Forgive me for the overly-sentimental self-analysis! Now onto the corny stuff!


One thing I learned about Italy – We are stuck in a Dr-Who-eque time warp.  Music from the 1990s, festivals from the 1600s, and spaceship motorcycle cars of the future.  When am I??

One thing I learned about myself – See the 600-word composition above. Also, I love hyperlinks; this is a new discovery.

Best thing I ate – No competition.  Craig’s masterful macaroni and cheese, which he amazingly managed to create senza cheddar, as this country apparently laughs at such mainstream formaggio.

Italian Word of the Week: Well, technically it hasn’t been a full week since my last post, but what the heck?  Today’s word of the week is “cervicalgia,” meaning “neck pain.”  One of my roommates was using this word repeatedly, and I was quite baffled until I had the sense to pull up Google translate.

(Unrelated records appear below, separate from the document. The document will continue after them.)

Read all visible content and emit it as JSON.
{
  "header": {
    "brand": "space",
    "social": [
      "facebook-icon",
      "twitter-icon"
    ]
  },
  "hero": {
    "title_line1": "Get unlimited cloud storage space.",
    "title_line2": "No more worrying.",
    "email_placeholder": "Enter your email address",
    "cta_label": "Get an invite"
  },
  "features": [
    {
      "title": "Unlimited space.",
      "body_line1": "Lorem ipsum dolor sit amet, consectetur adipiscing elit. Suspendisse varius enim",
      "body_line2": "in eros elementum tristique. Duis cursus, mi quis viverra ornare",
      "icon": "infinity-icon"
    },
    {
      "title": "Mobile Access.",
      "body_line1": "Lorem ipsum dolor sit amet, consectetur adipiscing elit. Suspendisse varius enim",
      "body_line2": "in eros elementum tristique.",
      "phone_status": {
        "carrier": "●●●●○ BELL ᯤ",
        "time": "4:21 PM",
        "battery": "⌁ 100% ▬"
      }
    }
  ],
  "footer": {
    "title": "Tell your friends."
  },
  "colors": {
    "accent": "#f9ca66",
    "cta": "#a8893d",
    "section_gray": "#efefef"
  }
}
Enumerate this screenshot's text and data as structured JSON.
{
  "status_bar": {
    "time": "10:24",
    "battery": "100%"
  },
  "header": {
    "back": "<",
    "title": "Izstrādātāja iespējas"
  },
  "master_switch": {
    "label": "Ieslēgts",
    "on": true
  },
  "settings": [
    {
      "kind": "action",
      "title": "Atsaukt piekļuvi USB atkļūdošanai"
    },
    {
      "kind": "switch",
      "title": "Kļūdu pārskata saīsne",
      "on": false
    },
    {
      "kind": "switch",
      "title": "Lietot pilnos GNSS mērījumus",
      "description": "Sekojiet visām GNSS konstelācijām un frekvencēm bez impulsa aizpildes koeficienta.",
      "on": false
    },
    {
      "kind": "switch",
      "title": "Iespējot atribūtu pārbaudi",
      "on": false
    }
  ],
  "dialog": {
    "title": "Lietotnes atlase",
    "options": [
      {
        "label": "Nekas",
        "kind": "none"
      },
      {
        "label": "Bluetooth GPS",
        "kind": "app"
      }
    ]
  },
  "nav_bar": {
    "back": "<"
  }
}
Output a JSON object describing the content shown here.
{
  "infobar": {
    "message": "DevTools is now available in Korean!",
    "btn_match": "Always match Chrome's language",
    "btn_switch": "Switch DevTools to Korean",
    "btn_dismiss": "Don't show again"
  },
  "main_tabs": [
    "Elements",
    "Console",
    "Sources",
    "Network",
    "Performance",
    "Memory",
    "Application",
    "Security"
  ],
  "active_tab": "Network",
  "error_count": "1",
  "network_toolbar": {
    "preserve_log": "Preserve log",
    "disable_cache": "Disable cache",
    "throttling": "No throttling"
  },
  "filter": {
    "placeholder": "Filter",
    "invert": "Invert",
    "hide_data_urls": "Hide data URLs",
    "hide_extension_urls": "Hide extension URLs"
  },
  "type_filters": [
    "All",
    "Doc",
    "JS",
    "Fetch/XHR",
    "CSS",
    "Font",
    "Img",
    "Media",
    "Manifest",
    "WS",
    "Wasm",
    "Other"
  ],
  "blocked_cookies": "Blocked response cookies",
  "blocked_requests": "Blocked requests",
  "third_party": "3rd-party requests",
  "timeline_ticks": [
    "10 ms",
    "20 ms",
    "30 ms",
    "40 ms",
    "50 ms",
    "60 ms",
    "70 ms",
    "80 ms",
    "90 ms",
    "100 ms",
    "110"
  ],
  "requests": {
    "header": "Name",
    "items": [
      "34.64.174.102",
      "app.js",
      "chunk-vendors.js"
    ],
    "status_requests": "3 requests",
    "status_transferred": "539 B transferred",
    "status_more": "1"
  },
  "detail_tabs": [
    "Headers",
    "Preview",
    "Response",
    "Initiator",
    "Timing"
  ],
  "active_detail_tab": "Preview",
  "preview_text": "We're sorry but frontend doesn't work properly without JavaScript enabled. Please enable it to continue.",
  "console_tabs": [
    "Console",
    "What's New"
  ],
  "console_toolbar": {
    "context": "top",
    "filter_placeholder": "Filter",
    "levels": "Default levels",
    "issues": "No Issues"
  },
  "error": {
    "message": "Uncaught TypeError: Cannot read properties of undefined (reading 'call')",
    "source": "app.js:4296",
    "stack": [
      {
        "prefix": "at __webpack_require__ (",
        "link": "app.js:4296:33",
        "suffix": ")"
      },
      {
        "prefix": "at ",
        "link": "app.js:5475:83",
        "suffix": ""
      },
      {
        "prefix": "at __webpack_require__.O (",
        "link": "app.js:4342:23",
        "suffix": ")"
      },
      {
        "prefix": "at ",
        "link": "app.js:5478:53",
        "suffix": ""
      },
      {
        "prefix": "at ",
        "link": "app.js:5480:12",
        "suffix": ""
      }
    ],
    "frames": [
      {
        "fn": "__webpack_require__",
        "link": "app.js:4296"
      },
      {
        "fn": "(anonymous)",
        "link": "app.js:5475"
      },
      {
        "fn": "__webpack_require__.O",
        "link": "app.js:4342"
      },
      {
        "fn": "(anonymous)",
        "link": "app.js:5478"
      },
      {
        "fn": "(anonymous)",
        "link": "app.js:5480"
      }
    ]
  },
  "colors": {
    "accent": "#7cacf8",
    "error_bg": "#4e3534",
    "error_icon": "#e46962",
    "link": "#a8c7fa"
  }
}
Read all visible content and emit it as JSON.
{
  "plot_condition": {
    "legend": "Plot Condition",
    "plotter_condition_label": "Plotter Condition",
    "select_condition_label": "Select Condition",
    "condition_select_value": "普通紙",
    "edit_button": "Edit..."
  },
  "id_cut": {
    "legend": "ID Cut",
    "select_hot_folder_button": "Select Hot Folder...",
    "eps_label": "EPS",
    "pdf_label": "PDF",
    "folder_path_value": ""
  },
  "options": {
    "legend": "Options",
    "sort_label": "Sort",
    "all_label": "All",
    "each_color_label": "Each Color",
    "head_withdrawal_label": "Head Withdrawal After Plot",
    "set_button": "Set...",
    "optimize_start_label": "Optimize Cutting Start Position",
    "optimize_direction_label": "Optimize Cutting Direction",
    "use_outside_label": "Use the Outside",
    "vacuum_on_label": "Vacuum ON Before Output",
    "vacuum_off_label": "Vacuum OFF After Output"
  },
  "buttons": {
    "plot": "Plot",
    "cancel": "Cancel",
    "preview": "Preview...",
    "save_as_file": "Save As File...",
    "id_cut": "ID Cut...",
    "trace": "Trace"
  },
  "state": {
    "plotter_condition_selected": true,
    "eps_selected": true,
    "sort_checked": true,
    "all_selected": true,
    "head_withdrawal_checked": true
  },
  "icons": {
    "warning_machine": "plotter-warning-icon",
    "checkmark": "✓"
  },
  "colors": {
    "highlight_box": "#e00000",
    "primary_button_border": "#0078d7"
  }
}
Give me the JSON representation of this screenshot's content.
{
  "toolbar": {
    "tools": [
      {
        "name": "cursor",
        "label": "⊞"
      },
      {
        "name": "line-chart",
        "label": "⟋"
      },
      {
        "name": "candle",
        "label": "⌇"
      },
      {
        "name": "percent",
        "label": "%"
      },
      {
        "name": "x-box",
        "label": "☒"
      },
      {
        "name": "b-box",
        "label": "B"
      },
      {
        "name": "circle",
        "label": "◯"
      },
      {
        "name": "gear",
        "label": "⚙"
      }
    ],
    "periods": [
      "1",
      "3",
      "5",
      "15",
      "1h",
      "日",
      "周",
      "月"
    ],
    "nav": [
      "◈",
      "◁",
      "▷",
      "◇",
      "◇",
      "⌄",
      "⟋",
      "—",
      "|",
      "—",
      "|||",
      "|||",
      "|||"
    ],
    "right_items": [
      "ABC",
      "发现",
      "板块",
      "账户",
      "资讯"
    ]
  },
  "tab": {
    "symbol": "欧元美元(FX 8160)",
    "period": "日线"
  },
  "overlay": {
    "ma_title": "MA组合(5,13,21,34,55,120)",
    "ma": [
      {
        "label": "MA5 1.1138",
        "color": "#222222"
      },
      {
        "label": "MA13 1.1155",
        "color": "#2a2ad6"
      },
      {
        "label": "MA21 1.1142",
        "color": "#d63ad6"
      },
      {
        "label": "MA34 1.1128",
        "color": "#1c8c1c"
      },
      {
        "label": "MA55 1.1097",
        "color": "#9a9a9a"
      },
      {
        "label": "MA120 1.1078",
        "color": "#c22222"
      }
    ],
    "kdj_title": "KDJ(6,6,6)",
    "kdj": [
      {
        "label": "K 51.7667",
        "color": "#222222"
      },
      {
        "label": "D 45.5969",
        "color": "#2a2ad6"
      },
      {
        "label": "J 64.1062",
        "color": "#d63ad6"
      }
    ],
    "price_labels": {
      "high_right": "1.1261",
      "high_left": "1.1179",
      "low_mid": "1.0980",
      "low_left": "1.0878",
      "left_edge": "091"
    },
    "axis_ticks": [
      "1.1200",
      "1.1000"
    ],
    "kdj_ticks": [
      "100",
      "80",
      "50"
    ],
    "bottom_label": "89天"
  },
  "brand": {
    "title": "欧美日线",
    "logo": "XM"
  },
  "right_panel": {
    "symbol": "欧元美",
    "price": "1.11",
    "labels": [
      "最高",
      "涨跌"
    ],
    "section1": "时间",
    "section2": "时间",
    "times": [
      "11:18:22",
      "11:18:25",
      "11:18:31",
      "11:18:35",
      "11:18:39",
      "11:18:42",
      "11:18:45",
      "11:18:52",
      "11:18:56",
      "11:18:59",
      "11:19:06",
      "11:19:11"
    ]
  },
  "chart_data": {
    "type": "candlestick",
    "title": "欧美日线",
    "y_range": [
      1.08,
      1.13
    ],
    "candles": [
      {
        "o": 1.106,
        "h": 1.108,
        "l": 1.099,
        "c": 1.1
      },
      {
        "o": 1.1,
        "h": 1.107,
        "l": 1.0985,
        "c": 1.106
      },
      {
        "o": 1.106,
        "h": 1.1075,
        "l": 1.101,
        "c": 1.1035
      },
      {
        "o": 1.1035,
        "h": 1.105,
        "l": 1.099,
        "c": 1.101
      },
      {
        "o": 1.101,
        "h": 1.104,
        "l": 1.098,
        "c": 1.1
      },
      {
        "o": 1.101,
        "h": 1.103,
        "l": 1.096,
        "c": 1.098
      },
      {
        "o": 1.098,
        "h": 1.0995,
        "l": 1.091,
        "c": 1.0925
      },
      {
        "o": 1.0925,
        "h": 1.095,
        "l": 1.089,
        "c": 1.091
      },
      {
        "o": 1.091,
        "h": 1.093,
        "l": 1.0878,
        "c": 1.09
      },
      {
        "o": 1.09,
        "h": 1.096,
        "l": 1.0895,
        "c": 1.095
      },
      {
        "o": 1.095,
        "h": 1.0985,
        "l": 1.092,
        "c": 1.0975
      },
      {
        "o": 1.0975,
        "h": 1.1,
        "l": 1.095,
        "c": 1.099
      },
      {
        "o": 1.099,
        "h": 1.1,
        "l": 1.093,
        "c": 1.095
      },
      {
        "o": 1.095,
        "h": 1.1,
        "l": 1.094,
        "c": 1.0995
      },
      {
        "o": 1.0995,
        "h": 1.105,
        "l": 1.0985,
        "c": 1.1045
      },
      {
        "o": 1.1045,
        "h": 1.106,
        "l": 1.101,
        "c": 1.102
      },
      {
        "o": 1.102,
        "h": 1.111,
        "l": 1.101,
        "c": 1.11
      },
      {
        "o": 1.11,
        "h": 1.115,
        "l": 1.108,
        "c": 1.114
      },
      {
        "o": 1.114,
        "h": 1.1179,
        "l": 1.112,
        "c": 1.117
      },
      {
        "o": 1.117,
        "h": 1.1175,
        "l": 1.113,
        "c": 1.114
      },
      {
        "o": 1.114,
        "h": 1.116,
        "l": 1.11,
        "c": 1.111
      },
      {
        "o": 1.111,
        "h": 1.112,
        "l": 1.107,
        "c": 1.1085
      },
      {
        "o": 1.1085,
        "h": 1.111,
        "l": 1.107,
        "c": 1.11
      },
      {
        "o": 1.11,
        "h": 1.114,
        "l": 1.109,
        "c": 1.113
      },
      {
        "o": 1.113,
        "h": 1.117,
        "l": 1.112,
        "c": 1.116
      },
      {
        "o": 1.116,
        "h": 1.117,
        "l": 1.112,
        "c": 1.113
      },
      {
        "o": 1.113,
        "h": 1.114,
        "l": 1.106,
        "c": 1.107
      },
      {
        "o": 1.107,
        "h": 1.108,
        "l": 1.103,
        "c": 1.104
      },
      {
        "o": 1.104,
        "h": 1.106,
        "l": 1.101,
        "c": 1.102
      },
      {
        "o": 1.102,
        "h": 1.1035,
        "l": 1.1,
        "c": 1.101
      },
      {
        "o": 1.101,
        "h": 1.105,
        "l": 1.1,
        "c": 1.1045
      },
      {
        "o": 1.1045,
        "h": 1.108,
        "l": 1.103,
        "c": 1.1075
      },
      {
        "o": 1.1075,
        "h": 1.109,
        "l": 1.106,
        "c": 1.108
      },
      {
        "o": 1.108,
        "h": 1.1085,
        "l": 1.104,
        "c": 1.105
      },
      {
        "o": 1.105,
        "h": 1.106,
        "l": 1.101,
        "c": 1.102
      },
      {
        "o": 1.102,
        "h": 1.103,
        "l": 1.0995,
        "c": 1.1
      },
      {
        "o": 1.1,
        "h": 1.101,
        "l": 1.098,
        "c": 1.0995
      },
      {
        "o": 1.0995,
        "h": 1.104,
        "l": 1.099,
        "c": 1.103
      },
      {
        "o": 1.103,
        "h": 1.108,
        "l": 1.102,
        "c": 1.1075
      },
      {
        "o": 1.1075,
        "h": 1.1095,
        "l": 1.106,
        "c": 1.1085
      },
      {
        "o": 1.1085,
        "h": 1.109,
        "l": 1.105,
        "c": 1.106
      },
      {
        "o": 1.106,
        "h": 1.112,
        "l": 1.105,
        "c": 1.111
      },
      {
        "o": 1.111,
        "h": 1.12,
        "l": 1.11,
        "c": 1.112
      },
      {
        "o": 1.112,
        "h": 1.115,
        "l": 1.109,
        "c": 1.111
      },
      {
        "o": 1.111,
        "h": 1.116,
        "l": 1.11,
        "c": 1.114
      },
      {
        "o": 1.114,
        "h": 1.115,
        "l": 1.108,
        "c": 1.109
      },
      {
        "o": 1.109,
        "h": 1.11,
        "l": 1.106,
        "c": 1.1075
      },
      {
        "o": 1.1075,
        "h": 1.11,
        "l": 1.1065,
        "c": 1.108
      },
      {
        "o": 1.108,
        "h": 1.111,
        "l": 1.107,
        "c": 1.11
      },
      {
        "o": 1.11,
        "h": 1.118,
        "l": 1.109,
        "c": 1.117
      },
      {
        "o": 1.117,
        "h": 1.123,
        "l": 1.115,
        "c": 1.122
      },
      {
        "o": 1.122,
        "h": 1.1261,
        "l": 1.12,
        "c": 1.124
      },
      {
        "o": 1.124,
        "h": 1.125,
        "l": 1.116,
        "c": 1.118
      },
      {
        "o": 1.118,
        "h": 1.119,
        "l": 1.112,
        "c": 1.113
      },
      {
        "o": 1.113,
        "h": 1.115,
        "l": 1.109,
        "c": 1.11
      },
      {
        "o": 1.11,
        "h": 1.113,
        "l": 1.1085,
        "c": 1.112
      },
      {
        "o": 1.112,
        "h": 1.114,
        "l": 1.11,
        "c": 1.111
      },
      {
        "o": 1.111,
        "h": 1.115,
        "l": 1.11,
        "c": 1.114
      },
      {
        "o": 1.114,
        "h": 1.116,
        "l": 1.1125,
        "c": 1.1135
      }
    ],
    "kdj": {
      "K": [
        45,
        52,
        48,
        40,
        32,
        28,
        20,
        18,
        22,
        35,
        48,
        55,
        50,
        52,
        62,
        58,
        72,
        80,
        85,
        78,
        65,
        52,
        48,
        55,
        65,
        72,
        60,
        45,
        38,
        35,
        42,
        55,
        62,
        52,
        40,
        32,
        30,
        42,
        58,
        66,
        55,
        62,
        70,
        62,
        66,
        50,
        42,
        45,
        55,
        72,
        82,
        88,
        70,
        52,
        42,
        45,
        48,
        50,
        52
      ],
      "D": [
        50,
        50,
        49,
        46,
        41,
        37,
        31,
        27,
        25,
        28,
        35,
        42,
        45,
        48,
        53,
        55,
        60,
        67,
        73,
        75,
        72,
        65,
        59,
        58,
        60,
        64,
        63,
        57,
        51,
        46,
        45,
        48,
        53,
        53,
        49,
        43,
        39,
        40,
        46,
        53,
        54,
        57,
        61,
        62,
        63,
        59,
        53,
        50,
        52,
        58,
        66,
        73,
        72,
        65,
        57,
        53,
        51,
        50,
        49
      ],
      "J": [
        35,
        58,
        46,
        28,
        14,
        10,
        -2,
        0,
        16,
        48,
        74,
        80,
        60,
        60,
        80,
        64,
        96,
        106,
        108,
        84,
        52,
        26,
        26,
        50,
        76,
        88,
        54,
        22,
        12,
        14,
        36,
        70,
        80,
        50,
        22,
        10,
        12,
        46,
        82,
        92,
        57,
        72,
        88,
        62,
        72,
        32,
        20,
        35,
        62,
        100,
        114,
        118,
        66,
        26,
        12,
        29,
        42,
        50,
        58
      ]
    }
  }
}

And finally,

Travel Quote of the Day
“Twenty years from now you will be more disappointed by the things you didn’t do than by the ones you did do. So throw off the bowlines, sail away from the safe harbor. Catch the trade winds in your sails. Explore. Dream. Discover.” – Mark Twain

“Follow your feet,”
(name the movie for brownie points!)


3 Responses to ““Time makes you bolder. Children get older.””

  1. Teresa on September 28th, 2012 1:12 am

    Wow! You make me laugh and cry at the same time with just a few words!

    I’m really not ready to face the fact that you are grown but it looks like you aren’t giving me any choice!

    I am so proud of the woman you have become! I envy the way you live your dreams to the fullest! You are my hero!

    I love you baby! (yes, you still are and always shall be my baby) 😉

    Please do follow your feet home every so often. XOXO

  2. Chris on September 28th, 2012 7:35 am

    Still chuckling at “mainstream formaggio…” Brilliant! And I’m right there with you at “when I grow up, I’ll” as I sit here scheduling out my last undergraduate semester and pondering what to actually do with myself after college!

  3. faisal on October 2nd, 2012 4:55 pm

    We always remember what we dont have and dont respect what we do. Now since you are in yout 20-30s, you will miss your younger age, but as you grown old, you will starting missing your current age.

Leave a Reply

Skip to toolbar